Which of the lines below include "icon"? Each one should be copied out.

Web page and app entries
----------------------------------------

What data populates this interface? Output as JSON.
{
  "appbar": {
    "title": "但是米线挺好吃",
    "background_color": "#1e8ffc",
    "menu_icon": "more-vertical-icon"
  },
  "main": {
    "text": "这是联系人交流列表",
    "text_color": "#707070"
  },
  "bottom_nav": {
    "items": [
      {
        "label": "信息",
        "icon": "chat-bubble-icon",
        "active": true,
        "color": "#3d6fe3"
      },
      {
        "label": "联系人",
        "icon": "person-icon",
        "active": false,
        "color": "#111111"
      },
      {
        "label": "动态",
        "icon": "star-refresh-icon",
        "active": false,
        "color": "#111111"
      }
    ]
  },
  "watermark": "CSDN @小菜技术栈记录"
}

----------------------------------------

* FINAL ANSWER
    "menu_icon": "more-vertical-icon"
        "icon": "chat-bubble-icon",
        "icon": "person-icon",
        "icon": "star-refresh-icon",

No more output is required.